- Firstly, the European Parliament and the Commission have already undertaken to cite the Charter as a point of reference in all the acts they are required to adopt.
- Secondly, and this is a vital point, the Court of Justice of the European Communities has not hesitated to take the Charter into account, as we have seen, in the first few months of this year, in the conclusions of two of its Advocates-General.
- Finally, the new reform process, which, as laid down at the Nice Summit, is scheduled for completion in 2004, will very probably lead to the drafting of a genuine constitution for a united Europe, and even now many voices are calling for the Charter of Fundamental Rights of European Citizens to be made its formal preamble.
That future constitution, which is now generally accepted as a realistic objective, having long been simply a Utopian idea, should serve to replace the piecemeal provisions of the Treaties with a coherent strategy for a joint area of freedom, security and justice.
In particular, however, it would mark the establishment of a genuine Community of law, a European public policy which would draw its legitimacy from the concept of European citizens, and not simply from that of 'Member State nationals' which dominated the first few decades of the European integration process.
In conclusion, and with the intention not of closing, but rather of opening up the debate, I should like to mention some of the measures which are required if further progress is to be made:
- The Treaties must be made more readable and more coherent by doing away with the jungle of Community provisions which are too often used as an excuse for a lack of political will or the perpetuation of the status quo.
- The Charter of Fundamental Rights must be taken into account from the start of the process of drafting new legislative measures, regardless of whether they fall within the scope of Community law or the second or third pillars.
The measures taken in recent days by the Commission and by the European Parliament in respect of its Rules of Procedure demonstrate our shared determination to act with that aim in view.
By the same token, the Charter will be Parliament's point of reference for its annual reports on respect for fundamental rights in the Union.

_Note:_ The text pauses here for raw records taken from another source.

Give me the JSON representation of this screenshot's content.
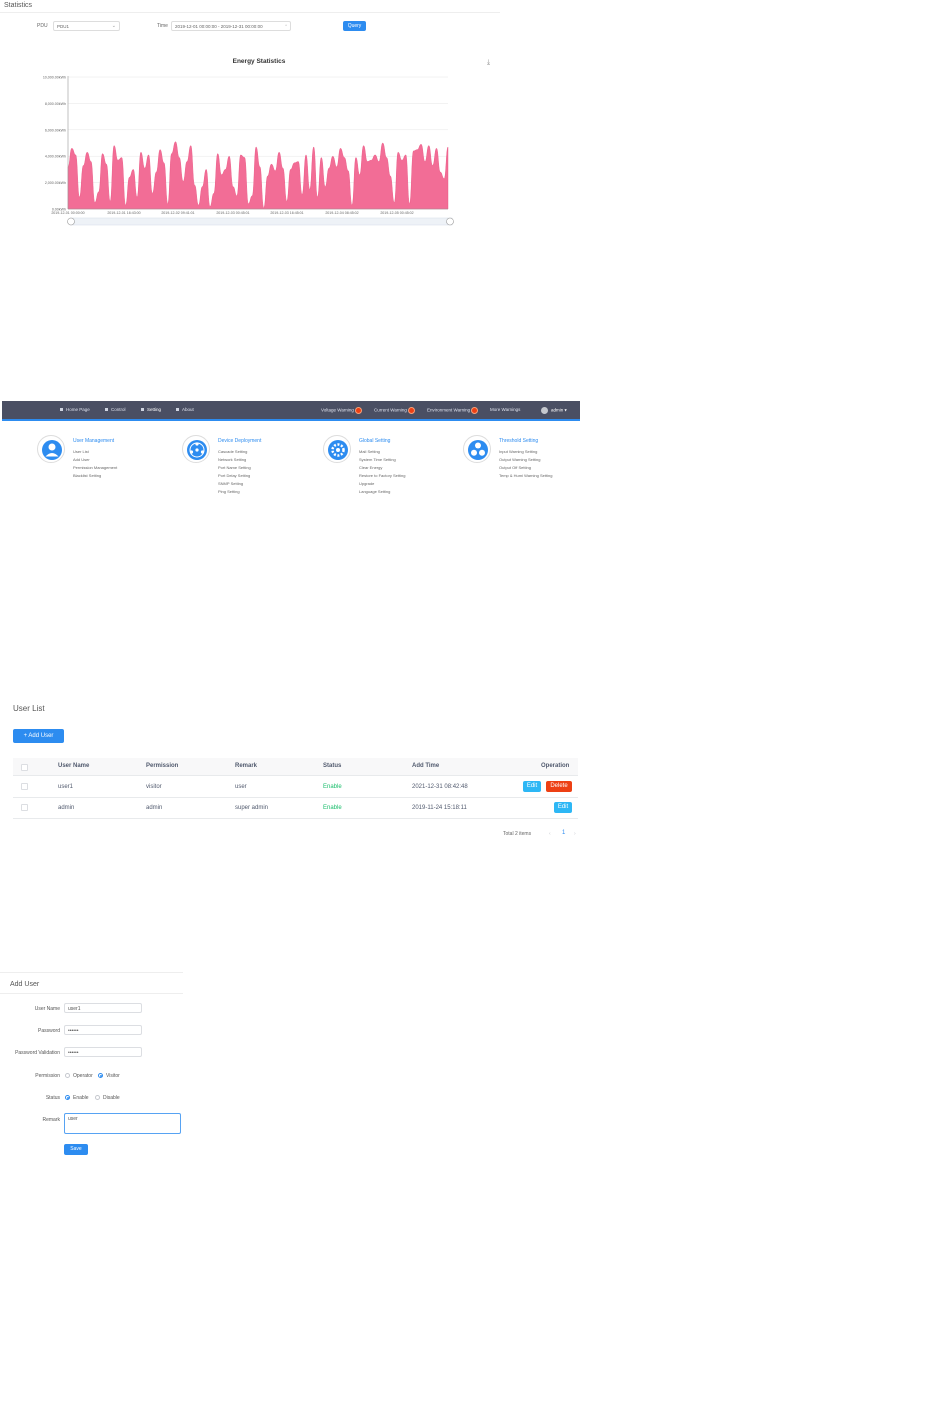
{
  "statistics": {
    "title": "Statistics",
    "pdu_label": "PDU",
    "pdu_value": "PDU1",
    "time_label": "Time",
    "time_value": "2019-12-01 00:00:00 - 2019-12-31 00:00:00",
    "query_label": "Query",
    "download_icon": "download-icon"
  },
  "chart_data": {
    "type": "area",
    "title": "Energy Statistics",
    "ylabel": "",
    "xlabel": "",
    "ylim": [
      0,
      10000
    ],
    "yticks": [
      "0.00kWh",
      "2,000.00kWh",
      "4,000.00kWh",
      "6,000.00kWh",
      "8,000.00kWh",
      "10,000.00kWh"
    ],
    "xticks": [
      "2019-12-01 00:00:00",
      "2019-12-01 16:43:00",
      "2019-12-02 09:41:01",
      "2019-12-03 00:45:01",
      "2019-12-03 16:45:01",
      "2019-12-04 08:45:02",
      "2019-12-05 00:45:02"
    ],
    "color": "#f26d96",
    "series": [
      {
        "values": [
          3200,
          4600,
          4100,
          900,
          3300,
          4300,
          3600,
          500,
          1300,
          4200,
          3400,
          600,
          4800,
          3700,
          3900,
          300,
          2400,
          3000,
          900,
          4300,
          3100,
          4100,
          1200,
          2800,
          4500,
          3500,
          400,
          4200,
          5100,
          3900,
          2100,
          3600,
          4800,
          1800,
          300,
          1700,
          3000,
          200,
          1200,
          4200,
          2600,
          3000,
          4000,
          1700,
          1000,
          4100,
          3900,
          400,
          1000,
          4700,
          3200,
          100,
          2500,
          3400,
          2900,
          4300,
          3100,
          600,
          3000,
          3500,
          3600,
          1100,
          4100,
          1500,
          4700,
          900,
          3900,
          1700,
          3100,
          4000,
          3200,
          4600,
          3900,
          2900,
          300,
          3900,
          2600,
          4800,
          3600,
          3700,
          4100,
          3600,
          5000,
          3900,
          2500,
          500,
          4300,
          3700,
          4100,
          400,
          4400,
          4500,
          4900,
          3600,
          4800,
          3300,
          4600,
          2800,
          2300,
          4700
        ]
      }
    ]
  },
  "nav": {
    "home": "Home Page",
    "control": "Control",
    "setting": "Setting",
    "about": "About",
    "voltage": "Voltage Warning",
    "current": "Current Warning",
    "environment": "Environment Warning",
    "more": "More Warnings",
    "user": "admin ▾"
  },
  "groups": [
    {
      "title": "User Management",
      "items": [
        "User List",
        "Add User",
        "Permission Management",
        "Blacklist Setting"
      ],
      "icon": "user-icon"
    },
    {
      "title": "Device Deployment",
      "items": [
        "Cascade Setting",
        "Network Setting",
        "Port Name Setting",
        "Port Delay Setting",
        "SNMP Setting",
        "Ping Setting"
      ],
      "icon": "network-icon"
    },
    {
      "title": "Global Setting",
      "items": [
        "Mail Setting",
        "System Time Setting",
        "Clear Energy",
        "Restore to Factory Setting",
        "Upgrade",
        "Language Setting"
      ],
      "icon": "gear-icon"
    },
    {
      "title": "Threshold Setting",
      "items": [
        "Input Warning Setting",
        "Output Warning Setting",
        "Output Off Setting",
        "Temp & Humi Warning Setting"
      ],
      "icon": "fan-icon"
    }
  ],
  "user_list": {
    "title": "User List",
    "add_button": "+ Add User",
    "columns": [
      "User Name",
      "Permission",
      "Remark",
      "Status",
      "Add Time",
      "Operation"
    ],
    "rows": [
      {
        "name": "user1",
        "permission": "visitor",
        "remark": "user",
        "status": "Enable",
        "time": "2021-12-31 08:42:48",
        "edit": "Edit",
        "delete": "Delete"
      },
      {
        "name": "admin",
        "permission": "admin",
        "remark": "super admin",
        "status": "Enable",
        "time": "2019-11-24 15:18:11",
        "edit": "Edit"
      }
    ],
    "total": "Total 2 items",
    "page": "1",
    "prev": "‹",
    "next": "›"
  },
  "add_user": {
    "title": "Add User",
    "username_label": "User Name",
    "username_value": "user1",
    "password_label": "Password",
    "password_value": "••••••",
    "validation_label": "Password Validation",
    "validation_value": "••••••",
    "permission_label": "Permission",
    "perm_operator": "Operator",
    "perm_visitor": "Visitor",
    "status_label": "Status",
    "status_enable": "Enable",
    "status_disable": "Disable",
    "remark_label": "Remark",
    "remark_value": "user",
    "save_label": "Save"
  }
}
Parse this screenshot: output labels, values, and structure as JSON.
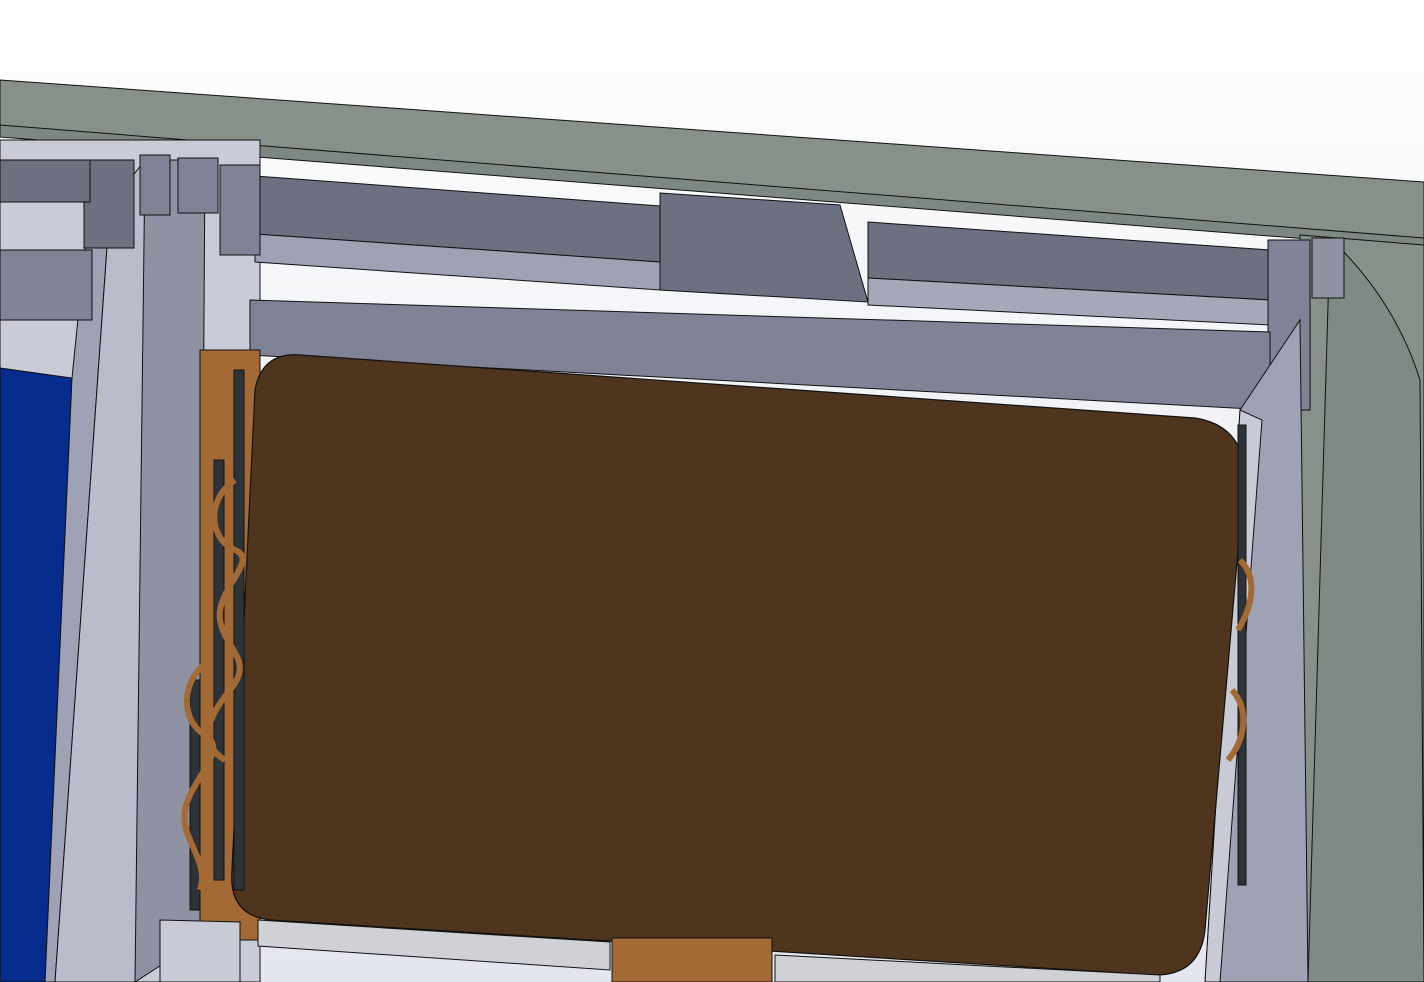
{
  "viewport": {
    "kind": "cad-3d-model-view",
    "background_color": "#eef0f5"
  },
  "colors": {
    "housing": "#87918a",
    "housing_edge": "#5f6862",
    "rail_dark": "#6c7080",
    "rail_mid": "#7f8395",
    "rail_light": "#9ea2b4",
    "frame_light": "#c8cad6",
    "panel_blue": "#062c8e",
    "component_brown": "#4f351e",
    "component_copper": "#a36a36",
    "clip_dark": "#2e3338",
    "bar_light": "#cfd1d6",
    "edge": "#111111"
  },
  "parts": [
    {
      "id": "outer-housing",
      "color": "housing"
    },
    {
      "id": "side-panel-blue",
      "color": "panel_blue"
    },
    {
      "id": "top-rail-left",
      "color": "rail_dark"
    },
    {
      "id": "top-rail-right",
      "color": "rail_dark"
    },
    {
      "id": "center-block",
      "color": "rail_dark"
    },
    {
      "id": "cross-bar",
      "color": "rail_mid"
    },
    {
      "id": "brown-component",
      "color": "component_brown"
    },
    {
      "id": "copper-coils-left",
      "color": "component_copper"
    },
    {
      "id": "copper-coils-right",
      "color": "component_copper"
    },
    {
      "id": "bottom-bar",
      "color": "bar_light"
    }
  ]
}
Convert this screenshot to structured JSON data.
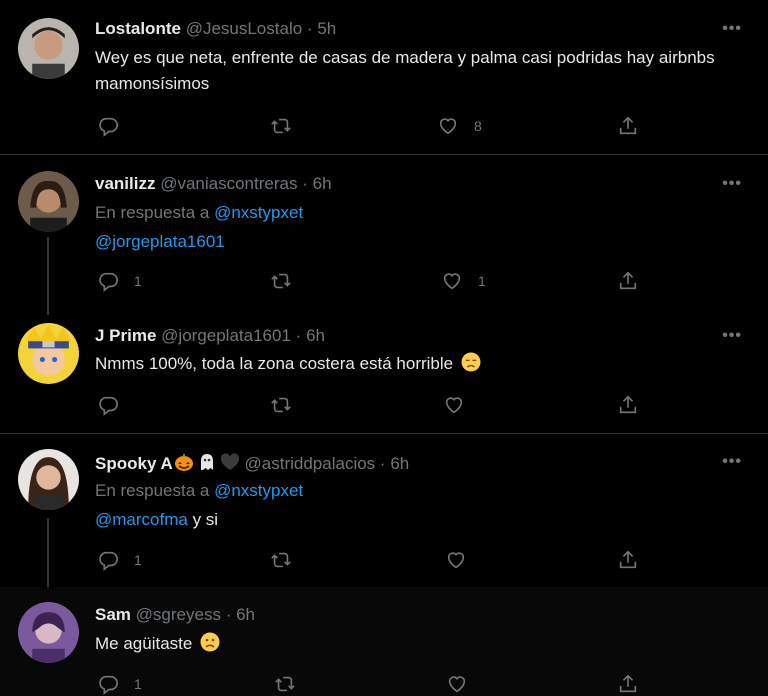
{
  "tweets": [
    {
      "name": "Lostalonte",
      "handle": "@JesusLostalo",
      "time": "5h",
      "text": "Wey es que neta, enfrente de casas de madera y palma casi podridas hay airbnbs mamonsísimos",
      "replies": "",
      "retweets": "",
      "likes": "8"
    },
    {
      "name": "vanilizz",
      "handle": "@vaniascontreras",
      "time": "6h",
      "reply_prefix": "En respuesta a",
      "reply_to": "@nxstypxet",
      "mention": "@jorgeplata1601",
      "replies": "1",
      "retweets": "",
      "likes": "1"
    },
    {
      "name": "J Prime",
      "handle": "@jorgeplata1601",
      "time": "6h",
      "text": "Nmms 100%, toda la zona costera está horrible",
      "replies": "",
      "retweets": "",
      "likes": ""
    },
    {
      "name": "Spooky A",
      "handle": "@astriddpalacios",
      "time": "6h",
      "reply_prefix": "En respuesta a",
      "reply_to": "@nxstypxet",
      "mention": "@marcofma",
      "text_after": "y si",
      "replies": "1",
      "retweets": "",
      "likes": ""
    },
    {
      "name": "Sam",
      "handle": "@sgreyess",
      "time": "6h",
      "text": "Me agüitaste",
      "replies": "1",
      "retweets": "",
      "likes": ""
    }
  ],
  "dot": "·",
  "more_label": "•••",
  "colors": {
    "background": "#000000",
    "text": "#e7e9ea",
    "secondary": "#71767b",
    "link": "#1d9bf0",
    "divider": "#2f3336"
  },
  "icons": [
    "reply-icon",
    "retweet-icon",
    "like-icon",
    "share-icon",
    "more-icon"
  ]
}
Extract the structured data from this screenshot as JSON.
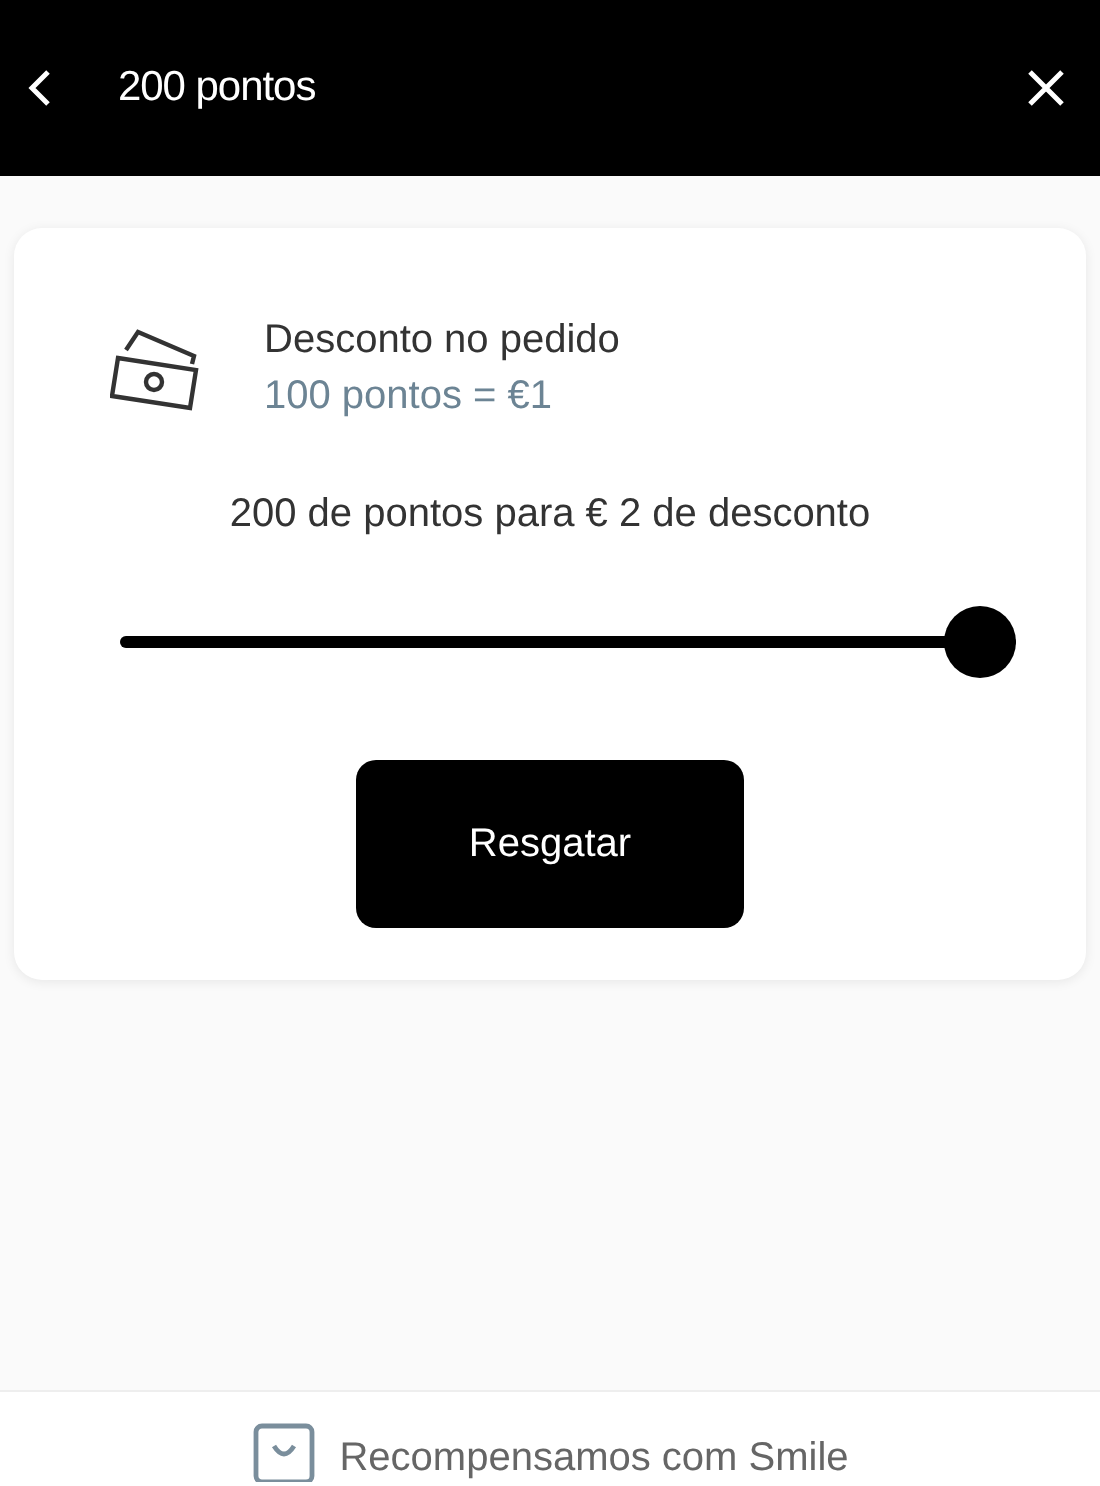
{
  "header": {
    "title": "200 pontos"
  },
  "reward": {
    "title": "Desconto no pedido",
    "rate": "100 pontos = €1"
  },
  "summary": "200 de pontos para € 2 de desconto",
  "slider": {
    "level": 1
  },
  "button": "Resgatar",
  "footer": "Recompensamos com Smile"
}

- In that connection, it is important that Parliament should be able to draw on more effective contributions from the national parliaments, representatives of civil society and lawyers who are monitoring closely the development of fundamental rights in the Member States and applicant countries.
A proposal for a corresponding change to our Rules of Procedure is currently under consideration.
- It is also important that the Commission, without waiting for the implementation of the Treaty of Nice, should reorganise its departments so that it is in a position to prevent serious violations of fundamental rights in the Member States, in particular by allocating responsibility for this area to one of the members of the College.
- As regards the area of freedom, security and justice, it is essential that, prior to the Laeken mid-term review of progress towards the achievement of the Tampere priorities, practical solutions should have been found to the unresolved issues, such as Community policy on immigration and the implementation of the principle of the mutual recognition of judicial decisions in civil and criminal matters, measures which the public is impatient to see.
- With the same aim in view, it is essential that EUROJUST should make a start with its work and that the uncertainties surrounding EUROPOL should be clarified.
These are only a few examples of future measures, but they serve to demonstrate our determination to move on from promises and declarations, however formal they may be, to the decisions and acts which all the citizens of a united Europe are looking to us to implement.